3 Feb 2014
Reaction score
United Kingdom
I have to replace a couple of storage heaters in my house. I get a 14 hour cheap rate tariff (called Option 14, unsurprisingly), so I get 14 hours of cheap rate electricity every day :). The old heaters were designed for economy 7 (7 hours of cheap rate power daily) so they were fitted with half rated elements to work with my tariff.
I can't find any new heaters that come with these half rated elements, or any replacement elements of this type now. So my question is this: is it OK to fit standard storage heaters on my 14 hour a day tariff? I can't see why not, since the heaters are thermostatically controlled anyway so surely they would just shut off when charged fully? But I'm not an electrician and I'd prefer not to set fire to the house.
Sponsored Links
You are correct in your assumptions, the heaters are thermostatically controlled so will stop charging when they get to heat.
They will, of course, start charging again if some of the heat dissipates.
Sponsored Links
I think it means that because the OP has fourteen hours cheap rate (instead of the usual seven) they fit heaters with half the normal consumption thus not giving you twice as much cheap electricity.

They aren't silly.
They are (apparently) half rated, they look like normal elements but I remember having to take the original elements back to the supplier and they gave me the half rated ones in exchange. Never really understood why they were necessary though.
Ah, so keeping full rated elements would give the heaters twice the effective heat capacity in the right circumstances.

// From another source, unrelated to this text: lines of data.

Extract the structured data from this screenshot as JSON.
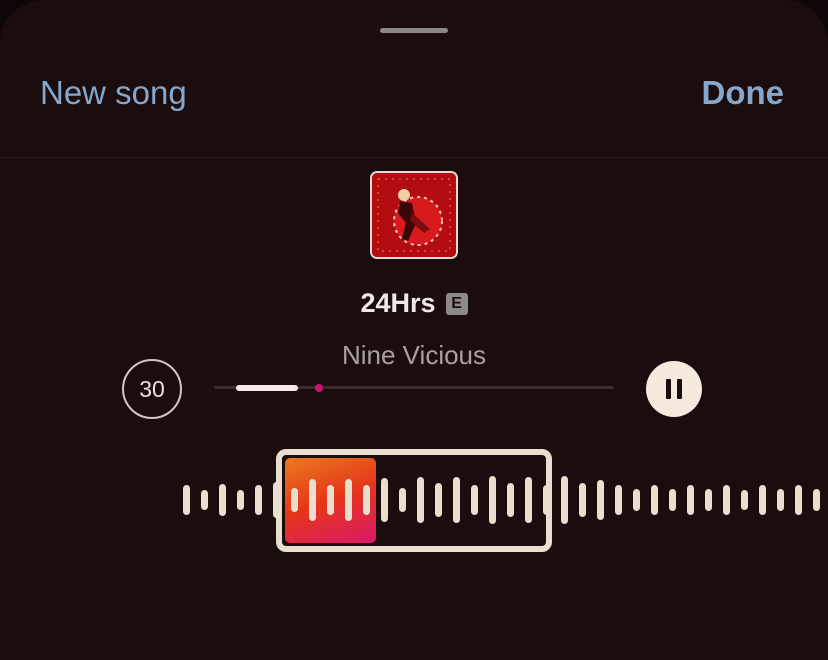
{
  "header": {
    "new_song_label": "New song",
    "done_label": "Done"
  },
  "track": {
    "title": "24Hrs",
    "explicit_badge": "E",
    "artist": "Nine Vicious",
    "album_art_colors": [
      "#b30d10",
      "#e6262a",
      "#6b0a0a",
      "#f1c9b8"
    ]
  },
  "player": {
    "clip_duration": "30",
    "playback_state": "playing",
    "progress_fraction": 0.26
  },
  "colors": {
    "accent_link": "#85a7ce",
    "background": "#1b0d0d",
    "waveform": "#eadfcf",
    "selection_gradient": [
      "#ea7a1e",
      "#e5351a",
      "#d81a6c"
    ],
    "progress_dot": "#d3107a"
  },
  "icons": {
    "pause": "pause-icon",
    "explicit": "explicit-icon",
    "grabber": "sheet-grabber"
  }
}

Might be worth changing the elements then, get more charge in the heaters during the day.
If your heater can heat up in 7 hours it will use far more current then heating up in 14 hours and if the supply is designed for 14 hours using the heaters designed for 7 could overload your system. Without knowing the design we just don't know if you do or don't have enough power.

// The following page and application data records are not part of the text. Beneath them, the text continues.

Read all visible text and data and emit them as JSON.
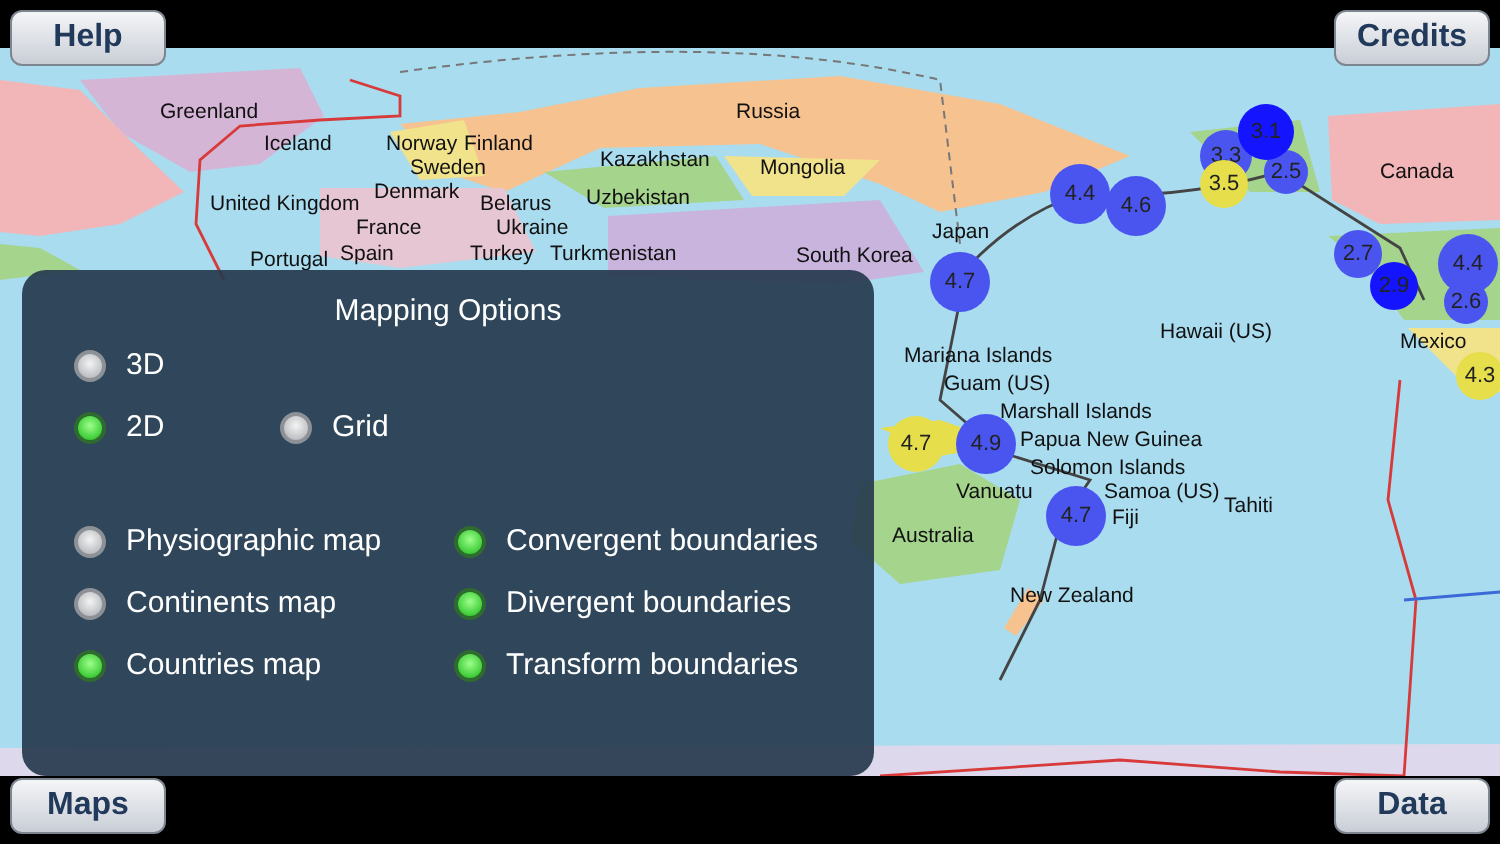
{
  "top_buttons": [
    {
      "label": "Help"
    },
    {
      "label": "Credits"
    }
  ],
  "bottom_buttons": [
    {
      "label": "Maps"
    },
    {
      "label": "Data"
    }
  ],
  "map_labels": [
    "Greenland",
    "Iceland",
    "Norway",
    "Finland",
    "Sweden",
    "Denmark",
    "United Kingdom",
    "Belarus",
    "France",
    "Ukraine",
    "Portugal",
    "Spain",
    "Turkey",
    "Turkmenistan",
    "Russia",
    "Kazakhstan",
    "Mongolia",
    "Uzbekistan",
    "South Korea",
    "Japan",
    "Mariana Islands",
    "Guam (US)",
    "Marshall Islands",
    "Papua New Guinea",
    "Solomon Islands",
    "Samoa (US)",
    "Fiji",
    "Tahiti",
    "Vanuatu",
    "Australia",
    "New Zealand",
    "Hawaii (US)",
    "Canada",
    "Mexico"
  ],
  "quakes": [
    {
      "magnitude": "4.4",
      "color": "#4a55f0"
    },
    {
      "magnitude": "4.6",
      "color": "#4a55f0"
    },
    {
      "magnitude": "3.3",
      "color": "#4a55f0"
    },
    {
      "magnitude": "3.5",
      "color": "#e6de4a"
    },
    {
      "magnitude": "2.5",
      "color": "#4a55f0"
    },
    {
      "magnitude": "3.1",
      "color": "#1414ff"
    },
    {
      "magnitude": "2.7",
      "color": "#4a55f0"
    },
    {
      "magnitude": "2.9",
      "color": "#1414ff"
    },
    {
      "magnitude": "4.4",
      "color": "#4a55f0"
    },
    {
      "magnitude": "2.6",
      "color": "#4a55f0"
    },
    {
      "magnitude": "4.3",
      "color": "#e6de4a"
    },
    {
      "magnitude": "4.7",
      "color": "#4a55f0"
    },
    {
      "magnitude": "4.7",
      "color": "#e6de4a"
    },
    {
      "magnitude": "4.9",
      "color": "#4a55f0"
    },
    {
      "magnitude": "4.7",
      "color": "#4a55f0"
    }
  ],
  "mapping_options": {
    "title": "Mapping Options",
    "view_modes": [
      {
        "label": "3D",
        "selected": false
      },
      {
        "label": "2D",
        "selected": true
      }
    ],
    "grid": {
      "label": "Grid",
      "on": false
    },
    "map_types": [
      {
        "label": "Physiographic map",
        "selected": false
      },
      {
        "label": "Continents map",
        "selected": false
      },
      {
        "label": "Countries map",
        "selected": true
      }
    ],
    "boundaries": [
      {
        "label": "Convergent boundaries",
        "on": true
      },
      {
        "label": "Divergent boundaries",
        "on": true
      },
      {
        "label": "Transform boundaries",
        "on": true
      }
    ]
  }
}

So if all heaters at 1.5kW and you have 7 then that's a 45A load on switch on, but with 3kW it's 90A load on switch on we simply don't know if you can or can't draw 90A.
I wasn't really thinking about the total load, but that's a really good point. I've done a few calculations and if I just replace the 2 heaters I'll be drawing 6.2KW in total for heating, 27A, and the main fuse is 100A so I guess that will be OK. There's not a huge amount of additional load. Changing all the other elements would add another 2.8KW, 12A, but I think I'll just leave the other heaters alone. Thanks.
It doesnt matter what size the main fuse is, it matters what size circuit breaker/fuse you have in your board and what size cables they're fed by and if they're on individual circuits or not
All the breakers are 16A, and it looks like all the wiring is 2.5mm T/E, one cable to each heater. The heaters I am replacing were drawing 1.2KW, but I'm changing them for 2 element heaters, so they will be 1.7KW each. Can't see a problem with this.
No, probably wouldn't be a problem - even from the supplier's point of view.

Storage heaters are 'normally' 3.4kW so you would still be on 'half rated'.
Last edited:
It means you don't get to use any more cheap electricity in the fourteen hours than you would in seven.
Ignoring interim losses, you can't anyway. A heater which stores XkWh will store that much whether you fill it up over 14 hours or 7.

DIYnot Local

Staff member

If you need to find a tradesperson to get your job done, please try our local search below, or if you are doing it yourself you can find suppliers local to you.

Select the supplier or trade you require, enter your location to begin your search.

Are you a trade or supplier? You can create your listing free at DIYnot Local

Sponsored Links